EXERCISE BRIEF:
Retype every line below precisely as it appears.
***** INPUT
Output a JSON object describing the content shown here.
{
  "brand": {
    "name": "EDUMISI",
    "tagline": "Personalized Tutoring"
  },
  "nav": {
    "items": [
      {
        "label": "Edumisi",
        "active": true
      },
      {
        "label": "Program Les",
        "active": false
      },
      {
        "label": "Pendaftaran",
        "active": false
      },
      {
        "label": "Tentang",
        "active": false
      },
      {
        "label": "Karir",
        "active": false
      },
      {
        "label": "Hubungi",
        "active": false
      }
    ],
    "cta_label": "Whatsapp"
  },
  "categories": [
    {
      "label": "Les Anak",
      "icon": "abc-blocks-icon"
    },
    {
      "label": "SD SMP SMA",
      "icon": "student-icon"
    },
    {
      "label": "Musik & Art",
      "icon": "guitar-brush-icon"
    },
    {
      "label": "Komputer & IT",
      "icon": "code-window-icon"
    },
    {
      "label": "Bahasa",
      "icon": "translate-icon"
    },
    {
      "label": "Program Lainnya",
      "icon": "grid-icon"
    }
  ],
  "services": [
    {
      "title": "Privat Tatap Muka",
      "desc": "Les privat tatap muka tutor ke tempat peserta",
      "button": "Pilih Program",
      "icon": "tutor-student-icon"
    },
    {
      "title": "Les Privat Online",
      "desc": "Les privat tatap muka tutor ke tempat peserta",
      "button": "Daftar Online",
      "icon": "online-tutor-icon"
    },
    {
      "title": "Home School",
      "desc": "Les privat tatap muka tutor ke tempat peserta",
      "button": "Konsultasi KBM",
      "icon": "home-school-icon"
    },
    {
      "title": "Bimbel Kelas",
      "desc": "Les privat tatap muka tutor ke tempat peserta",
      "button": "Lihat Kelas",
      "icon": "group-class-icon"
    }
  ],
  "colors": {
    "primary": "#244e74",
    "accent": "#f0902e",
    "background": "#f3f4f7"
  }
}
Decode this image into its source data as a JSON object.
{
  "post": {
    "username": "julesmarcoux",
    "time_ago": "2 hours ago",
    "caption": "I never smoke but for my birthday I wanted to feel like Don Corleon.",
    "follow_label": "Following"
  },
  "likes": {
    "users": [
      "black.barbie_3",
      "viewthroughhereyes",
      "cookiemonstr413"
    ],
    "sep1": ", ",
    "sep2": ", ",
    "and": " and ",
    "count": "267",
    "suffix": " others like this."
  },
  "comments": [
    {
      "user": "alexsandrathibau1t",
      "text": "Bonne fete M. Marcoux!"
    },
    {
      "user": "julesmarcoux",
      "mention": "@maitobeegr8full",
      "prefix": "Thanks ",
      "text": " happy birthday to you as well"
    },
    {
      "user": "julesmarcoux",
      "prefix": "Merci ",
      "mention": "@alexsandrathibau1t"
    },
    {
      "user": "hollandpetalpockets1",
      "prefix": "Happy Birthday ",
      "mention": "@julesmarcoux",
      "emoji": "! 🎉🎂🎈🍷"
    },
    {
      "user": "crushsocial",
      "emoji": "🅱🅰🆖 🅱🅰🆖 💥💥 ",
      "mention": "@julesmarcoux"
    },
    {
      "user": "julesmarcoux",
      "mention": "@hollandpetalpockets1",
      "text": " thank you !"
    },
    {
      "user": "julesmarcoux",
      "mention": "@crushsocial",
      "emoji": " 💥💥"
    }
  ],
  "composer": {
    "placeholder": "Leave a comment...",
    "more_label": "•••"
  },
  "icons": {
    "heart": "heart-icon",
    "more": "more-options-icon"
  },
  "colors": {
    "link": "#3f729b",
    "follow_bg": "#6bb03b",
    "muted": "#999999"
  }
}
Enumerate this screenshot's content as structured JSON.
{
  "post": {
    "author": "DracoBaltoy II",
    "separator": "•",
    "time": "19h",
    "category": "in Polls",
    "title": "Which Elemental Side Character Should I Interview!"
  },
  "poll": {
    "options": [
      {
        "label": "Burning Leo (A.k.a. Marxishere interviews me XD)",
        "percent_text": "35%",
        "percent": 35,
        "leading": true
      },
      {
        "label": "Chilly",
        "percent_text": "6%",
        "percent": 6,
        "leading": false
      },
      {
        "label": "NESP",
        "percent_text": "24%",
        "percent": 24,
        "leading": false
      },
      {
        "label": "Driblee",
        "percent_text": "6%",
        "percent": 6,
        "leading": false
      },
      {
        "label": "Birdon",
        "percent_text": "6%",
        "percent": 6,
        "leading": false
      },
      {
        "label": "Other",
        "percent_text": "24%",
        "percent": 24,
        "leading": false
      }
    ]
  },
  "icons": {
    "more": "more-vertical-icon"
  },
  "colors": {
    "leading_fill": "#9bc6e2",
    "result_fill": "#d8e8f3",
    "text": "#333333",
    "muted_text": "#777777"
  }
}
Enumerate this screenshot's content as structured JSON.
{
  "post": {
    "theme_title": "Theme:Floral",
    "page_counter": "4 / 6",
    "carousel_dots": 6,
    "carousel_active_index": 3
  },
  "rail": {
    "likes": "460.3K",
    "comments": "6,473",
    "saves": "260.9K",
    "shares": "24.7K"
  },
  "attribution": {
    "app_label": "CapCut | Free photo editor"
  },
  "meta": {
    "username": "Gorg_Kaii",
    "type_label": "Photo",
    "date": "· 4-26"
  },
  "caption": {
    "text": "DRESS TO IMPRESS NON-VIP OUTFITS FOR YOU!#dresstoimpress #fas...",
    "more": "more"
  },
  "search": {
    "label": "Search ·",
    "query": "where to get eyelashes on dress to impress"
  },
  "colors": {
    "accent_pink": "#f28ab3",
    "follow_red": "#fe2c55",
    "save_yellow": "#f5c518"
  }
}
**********
ANSWER TO THE PROBLEM:
Output a JSON object describing the content shown here.
{
  "brand": {
    "name": "EDUMISI",
    "tagline": "Personalized Tutoring"
  },
  "nav": {
    "items": [
      {
        "label": "Edumisi",
        "active": true
      },
      {
        "label": "Program Les",
        "active": false
      },
      {
        "label": "Pendaftaran",
        "active": false
      },
      {
        "label": "Tentang",
        "active": false
      },
      {
        "label": "Karir",
        "active": false
      },
      {
        "label": "Hubungi",
        "active": false
      }
    ],
    "cta_label": "Whatsapp"
  },
  "categories": [
    {
      "label": "Les Anak",
      "icon": "abc-blocks-icon"
    },
    {
      "label": "SD SMP SMA",
      "icon": "student-icon"
    },
    {
      "label": "Musik & Art",
      "icon": "guitar-brush-icon"
    },
    {
      "label": "Komputer & IT",
      "icon": "code-window-icon"
    },
    {
      "label": "Bahasa",
      "icon": "translate-icon"
    },
    {
      "label": "Program Lainnya",
      "icon": "grid-icon"
    }
  ],
  "services": [
    {
      "title": "Privat Tatap Muka",
      "desc": "Les privat tatap muka tutor ke tempat peserta",
      "button": "Pilih Program",
      "icon": "tutor-student-icon"
    },
    {
      "title": "Les Privat Online",
      "desc": "Les privat tatap muka tutor ke tempat peserta",
      "button": "Daftar Online",
      "icon": "online-tutor-icon"
    },
    {
      "title": "Home School",
      "desc": "Les privat tatap muka tutor ke tempat peserta",
      "button": "Konsultasi KBM",
      "icon": "home-school-icon"
    },
    {
      "title": "Bimbel Kelas",
      "desc": "Les privat tatap muka tutor ke tempat peserta",
      "button": "Lihat Kelas",
      "icon": "group-class-icon"
    }
  ],
  "colors": {
    "primary": "#244e74",
    "accent": "#f0902e",
    "background": "#f3f4f7"
  }
}
Decode this image into its source data as a JSON object.
{
  "post": {
    "username": "julesmarcoux",
    "time_ago": "2 hours ago",
    "caption": "I never smoke but for my birthday I wanted to feel like Don Corleon.",
    "follow_label": "Following"
  },
  "likes": {
    "users": [
      "black.barbie_3",
      "viewthroughhereyes",
      "cookiemonstr413"
    ],
    "sep1": ", ",
    "sep2": ", ",
    "and": " and ",
    "count": "267",
    "suffix": " others like this."
  },
  "comments": [
    {
      "user": "alexsandrathibau1t",
      "text": "Bonne fete M. Marcoux!"
    },
    {
      "user": "julesmarcoux",
      "mention": "@maitobeegr8full",
      "prefix": "Thanks ",
      "text": " happy birthday to you as well"
    },
    {
      "user": "julesmarcoux",
      "prefix": "Merci ",
      "mention": "@alexsandrathibau1t"
    },
    {
      "user": "hollandpetalpockets1",
      "prefix": "Happy Birthday ",
      "mention": "@julesmarcoux",
      "emoji": "! 🎉🎂🎈🍷"
    },
    {
      "user": "crushsocial",
      "emoji": "🅱🅰🆖 🅱🅰🆖 💥💥 ",
      "mention": "@julesmarcoux"
    },
    {
      "user": "julesmarcoux",
      "mention": "@hollandpetalpockets1",
      "text": " thank you !"
    },
    {
      "user": "julesmarcoux",
      "mention": "@crushsocial",
      "emoji": " 💥💥"
    }
  ],
  "composer": {
    "placeholder": "Leave a comment...",
    "more_label": "•••"
  },
  "icons": {
    "heart": "heart-icon",
    "more": "more-options-icon"
  },
  "colors": {
    "link": "#3f729b",
    "follow_bg": "#6bb03b",
    "muted": "#999999"
  }
}
Enumerate this screenshot's content as structured JSON.
{
  "post": {
    "author": "DracoBaltoy II",
    "separator": "•",
    "time": "19h",
    "category": "in Polls",
    "title": "Which Elemental Side Character Should I Interview!"
  },
  "poll": {
    "options": [
      {
        "label": "Burning Leo (A.k.a. Marxishere interviews me XD)",
        "percent_text": "35%",
        "percent": 35,
        "leading": true
      },
      {
        "label": "Chilly",
        "percent_text": "6%",
        "percent": 6,
        "leading": false
      },
      {
        "label": "NESP",
        "percent_text": "24%",
        "percent": 24,
        "leading": false
      },
      {
        "label": "Driblee",
        "percent_text": "6%",
        "percent": 6,
        "leading": false
      },
      {
        "label": "Birdon",
        "percent_text": "6%",
        "percent": 6,
        "leading": false
      },
      {
        "label": "Other",
        "percent_text": "24%",
        "percent": 24,
        "leading": false
      }
    ]
  },
  "icons": {
    "more": "more-vertical-icon"
  },
  "colors": {
    "leading_fill": "#9bc6e2",
    "result_fill": "#d8e8f3",
    "text": "#333333",
    "muted_text": "#777777"
  }
}
Enumerate this screenshot's content as structured JSON.
{
  "post": {
    "theme_title": "Theme:Floral",
    "page_counter": "4 / 6",
    "carousel_dots": 6,
    "carousel_active_index": 3
  },
  "rail": {
    "likes": "460.3K",
    "comments": "6,473",
    "saves": "260.9K",
    "shares": "24.7K"
  },
  "attribution": {
    "app_label": "CapCut | Free photo editor"
  },
  "meta": {
    "username": "Gorg_Kaii",
    "type_label": "Photo",
    "date": "· 4-26"
  },
  "caption": {
    "text": "DRESS TO IMPRESS NON-VIP OUTFITS FOR YOU!#dresstoimpress #fas...",
    "more": "more"
  },
  "search": {
    "label": "Search ·",
    "query": "where to get eyelashes on dress to impress"
  },
  "colors": {
    "accent_pink": "#f28ab3",
    "follow_red": "#fe2c55",
    "save_yellow": "#f5c518"
  }
}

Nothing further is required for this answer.